But reading the kind of complex texts that great literature provides will make him a much better reader. I’m concerned that “let kids read what they like” will in the future shut him out from the opportunity to read great literature—Shakespeare, Langston Hughes, Toni Morrison, Chekhov, One Hundred Years of Solitude, Their Eyes Were Watching God, Huckleberry Finn. For someone like my youngest, school may be the only place he encounters those (and many other) great works. 

This trend that kids need to love reading, not read great stuff, has caught fire in our local school system. As a result, there is no more Shakespeare or Hughes. In my high school son’s freshman honors English class, he didn’t read a single book or play in its entirety, and was only given short passages of modern, young adult books. Some of these passages were from perfectly good books about great topics, but they were certainly not great books. Certainly not Toni Morrison.

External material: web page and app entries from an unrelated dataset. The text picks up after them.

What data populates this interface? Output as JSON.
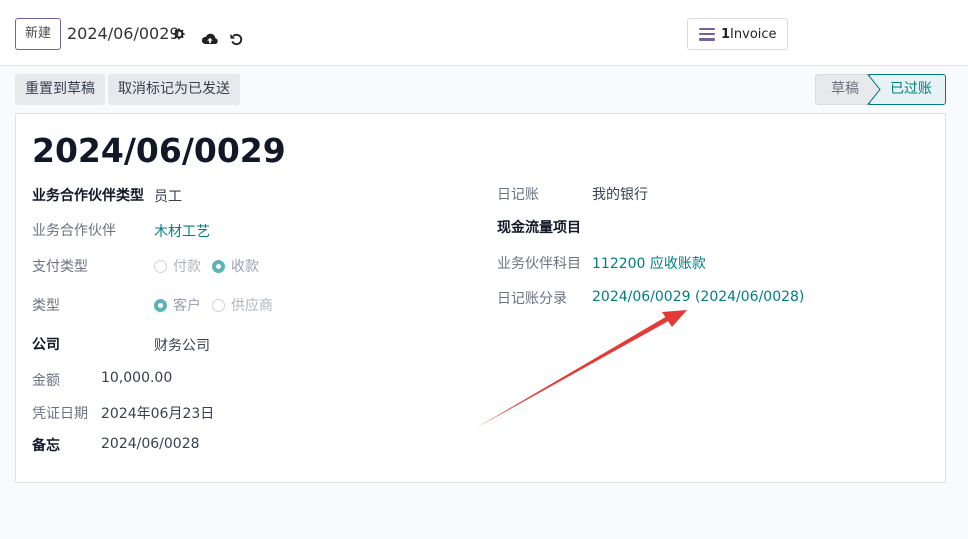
{
  "toolbar": {
    "new_label": "新建",
    "record_ref": "2024/06/0029",
    "invoice_count": "1",
    "invoice_label": "Invoice"
  },
  "actions": {
    "reset_to_draft": "重置到草稿",
    "unmark_sent": "取消标记为已发送"
  },
  "status": {
    "steps": [
      "草稿",
      "已过账"
    ],
    "current": "已过账"
  },
  "form": {
    "title": "2024/06/0029",
    "left": {
      "partner_type_label": "业务合作伙伴类型",
      "partner_type_value": "员工",
      "partner_label": "业务合作伙伴",
      "partner_value": "木材工艺",
      "payment_type_label": "支付类型",
      "payment_type_options": [
        "付款",
        "收款"
      ],
      "payment_type_selected": "收款",
      "type_label": "类型",
      "type_options": [
        "客户",
        "供应商"
      ],
      "type_selected": "客户",
      "company_label": "公司",
      "company_value": "财务公司",
      "amount_label": "金额",
      "amount_value": "10,000.00",
      "date_label": "凭证日期",
      "date_value": "2024年06月23日",
      "memo_label": "备忘",
      "memo_value": "2024/06/0028"
    },
    "right": {
      "journal_label": "日记账",
      "journal_value": "我的银行",
      "cashflow_label": "现金流量项目",
      "partner_account_label": "业务伙伴科目",
      "partner_account_value": "112200 应收账款",
      "journal_entry_label": "日记账分录",
      "journal_entry_value": "2024/06/0029 (2024/06/0028)"
    }
  },
  "colors": {
    "accent": "#017e84",
    "brand": "#71639e",
    "annotation_arrow": "#e53935"
  }
}
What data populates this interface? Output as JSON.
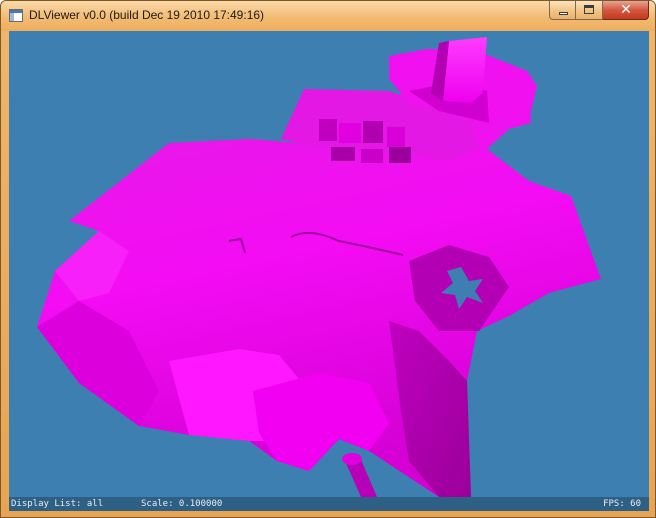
{
  "window": {
    "title": "DLViewer v0.0 (build Dec 19 2010 17:49:16)",
    "icon": "app-window-icon",
    "buttons": {
      "minimize_icon": "minimize-icon",
      "maximize_icon": "maximize-icon",
      "close_icon": "close-icon",
      "close_glyph": "✕"
    }
  },
  "viewport": {
    "background_color": "#3c7fb0",
    "mesh_color": "#ff00ff"
  },
  "status": {
    "display_list": "Display List: all",
    "scale": "Scale: 0.100000",
    "fps": "FPS: 60"
  }
}
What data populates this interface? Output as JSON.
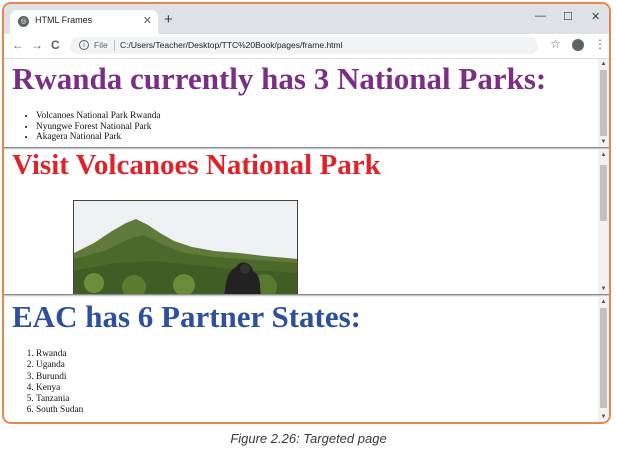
{
  "browser": {
    "tab_title": "HTML Frames",
    "tab_close": "✕",
    "new_tab": "+",
    "window_controls": {
      "minimize": "—",
      "maximize": "☐",
      "close": "✕"
    },
    "nav": {
      "back": "←",
      "forward": "→",
      "reload": "C"
    },
    "address": {
      "info": "i",
      "file_label": "File",
      "url": "C:/Users/Teacher/Desktop/TTC%20Book/pages/frame.html"
    },
    "star": "☆",
    "menu": "⋮",
    "icons": [
      "globe-icon",
      "back-arrow-icon",
      "forward-arrow-icon",
      "reload-icon",
      "info-icon",
      "star-icon",
      "profile-icon",
      "kebab-menu-icon"
    ]
  },
  "frame1": {
    "heading": "Rwanda currently has 3 National Parks:",
    "heading_color": "#7a2e85",
    "items": [
      "Volcanoes National Park Rwanda",
      "Nyungwe Forest National Park",
      "Akagera National Park"
    ]
  },
  "frame2": {
    "heading": "Visit Volcanoes National Park",
    "heading_color": "#e0232a",
    "image_subject": "gorilla in green forest on a mountain slope"
  },
  "frame3": {
    "heading": "EAC has 6 Partner States:",
    "heading_color": "#2e4fa0",
    "items": [
      "Rwanda",
      "Uganda",
      "Burundi",
      "Kenya",
      "Tanzania",
      "South Sudan"
    ]
  },
  "scroll_arrows": {
    "up": "▲",
    "down": "▼"
  },
  "caption": "Figure 2.26: Targeted page",
  "colors": {
    "window_border": "#e8864a",
    "tabstrip": "#dee1e6"
  }
}
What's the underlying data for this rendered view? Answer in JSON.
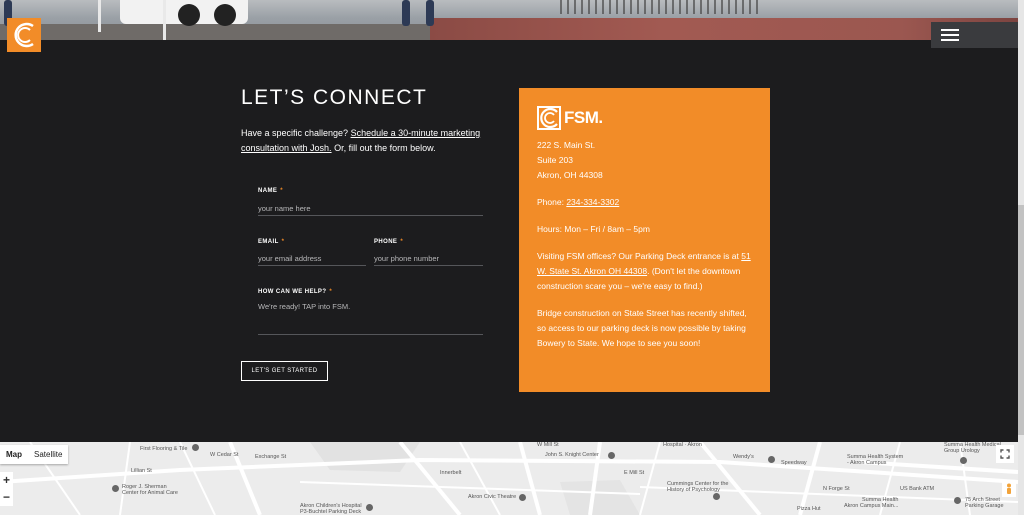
{
  "header": {
    "logo_icon": "fsm-logo-icon",
    "menu_icon": "hamburger-menu-icon"
  },
  "connect": {
    "title": "LET’S CONNECT",
    "intro_prefix": "Have a specific challenge? ",
    "intro_link": "Schedule a 30-minute marketing consultation with Josh.",
    "intro_suffix": " Or, fill out the form below."
  },
  "form": {
    "name_label": "NAME",
    "name_placeholder": "your name here",
    "email_label": "EMAIL",
    "email_placeholder": "your email address",
    "phone_label": "PHONE",
    "phone_placeholder": "your phone number",
    "help_label": "HOW CAN WE HELP?",
    "help_placeholder": "We're ready! TAP into FSM.",
    "required_mark": "*",
    "submit_label": "LET'S GET STARTED"
  },
  "card": {
    "brand": "FSM.",
    "address_line1": "222 S. Main St.",
    "address_line2": "Suite 203",
    "address_line3": "Akron, OH 44308",
    "phone_prefix": "Phone: ",
    "phone": "234-334-3302",
    "hours": "Hours: Mon – Fri / 8am – 5pm",
    "parking_prefix": "Visiting FSM offices? Our Parking Deck entrance is at ",
    "parking_link": "51 W. State St. Akron OH 44308",
    "parking_suffix": ". (Don't let the downtown construction scare you – we're easy to find.)",
    "bridge_note": "Bridge construction on State Street has recently shifted, so access to our parking deck is now possible by taking Bowery to State. We hope to see you soon!",
    "accent_color": "#f28c28"
  },
  "map": {
    "type_map": "Map",
    "type_satellite": "Satellite",
    "zoom_in": "+",
    "zoom_out": "−",
    "labels": {
      "first_flooring": "First Flooring & Tile",
      "roger_sherman": "Roger J. Sherman",
      "roger_sherman_2": "Center for Animal Care",
      "john_knight": "John S. Knight Center",
      "hospital_akron": "Hospital · Akron",
      "wendys": "Wendy's",
      "speedway": "Speedway",
      "summa_system": "Summa Health System",
      "summa_system_2": "- Akron Campus",
      "summa_medical": "Summa Health Medical",
      "summa_medical_2": "Group Urology",
      "akron_civic": "Akron Civic Theatre",
      "cummings": "Cummings Center for the",
      "cummings_2": "History of Psychology",
      "akron_childrens": "Akron Children's Hospital",
      "akron_childrens_2": "P3-Buchtel Parking Deck",
      "us_bank": "US Bank ATM",
      "summa_campus": "Summa Health",
      "summa_campus_2": "Akron Campus Main...",
      "arch_street": "75 Arch Street",
      "arch_street_2": "Parking Garage",
      "pizza_hut": "Pizza Hut",
      "interbelt": "Innerbelt",
      "w_exchange": "Exchange St",
      "e_mill": "E Mill St",
      "w_mill": "W Mill St",
      "n_forge": "N Forge St",
      "lilian": "Lillian St",
      "w_cedar": "W Cedar St"
    },
    "fullscreen_icon": "fullscreen-icon",
    "pegman_icon": "pegman-icon"
  }
}
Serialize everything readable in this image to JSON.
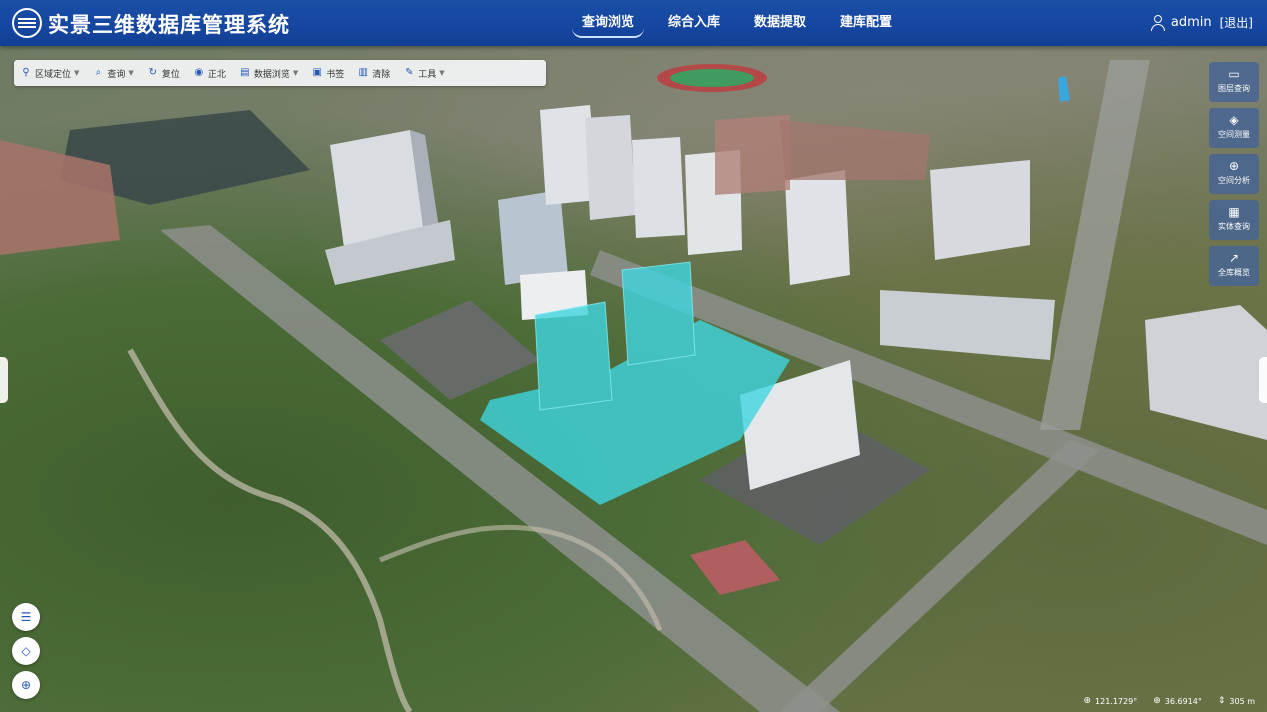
{
  "app": {
    "title": "实景三维数据库管理系统"
  },
  "nav": {
    "tabs": [
      {
        "label": "查询浏览",
        "active": true
      },
      {
        "label": "综合入库",
        "active": false
      },
      {
        "label": "数据提取",
        "active": false
      },
      {
        "label": "建库配置",
        "active": false
      }
    ]
  },
  "user": {
    "name": "admin",
    "logout": "[退出]"
  },
  "toolbar": {
    "region": "区域定位",
    "query": "查询",
    "reset": "复位",
    "north": "正北",
    "browse": "数据浏览",
    "bookmark": "书签",
    "clear": "清除",
    "tools": "工具"
  },
  "side": {
    "layer_query": "图层查询",
    "measure": "空间测量",
    "analysis": "空间分析",
    "entity_query": "实体查询",
    "overview": "全库概览"
  },
  "status": {
    "lon": "121.1729°",
    "lat": "36.6914°",
    "height": "305 m"
  },
  "colors": {
    "header": "#1546a0",
    "highlight": "#3fd6e0"
  }
}
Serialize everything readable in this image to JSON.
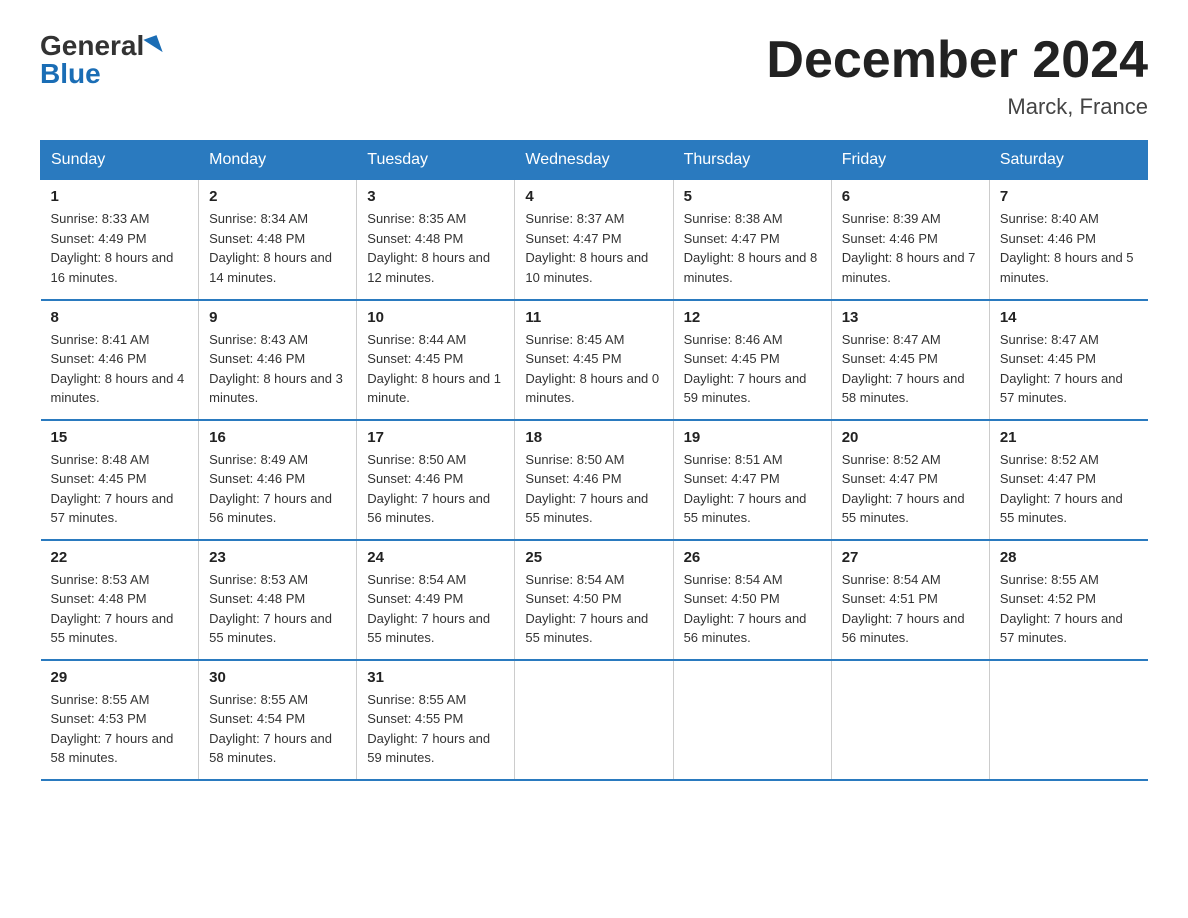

I’m a writer, so I’m all for kids loving to read. I think it’s a great goal, but at school please let’s not make it the only goal. Please don’t isolate kids like my son from the greatest books in the world because they may not like them.

Cognitive scientist Dan Willingham told me once in a slightly different context—I was talking to him about digital reading versus book reading—that reading is an issue of, “It’s watermelon or chocolate for dessert. I love watermelon and so do my kids, but chocolate is more tempting. I want my kids to enjoy chocolate, but I want them to eat watermelon because it’s a little more enriching, a different kind of enjoyment.”

My youngest son needs the watermelon. I like to think that one day he may love reading Julius Caesar or The Arabian Nights, but he won’t ever get the chance. To discover these great works, he will not only have to love reading, but will have to love it so much he’ll have to seek them outside of school. And I don’t think that’s ever going to happen.

Holly Korbey is an education journalist based in Nashville and currently writing a book on civics education called How to Raise a Citizen. You can follow her on Twitter at @hkorbey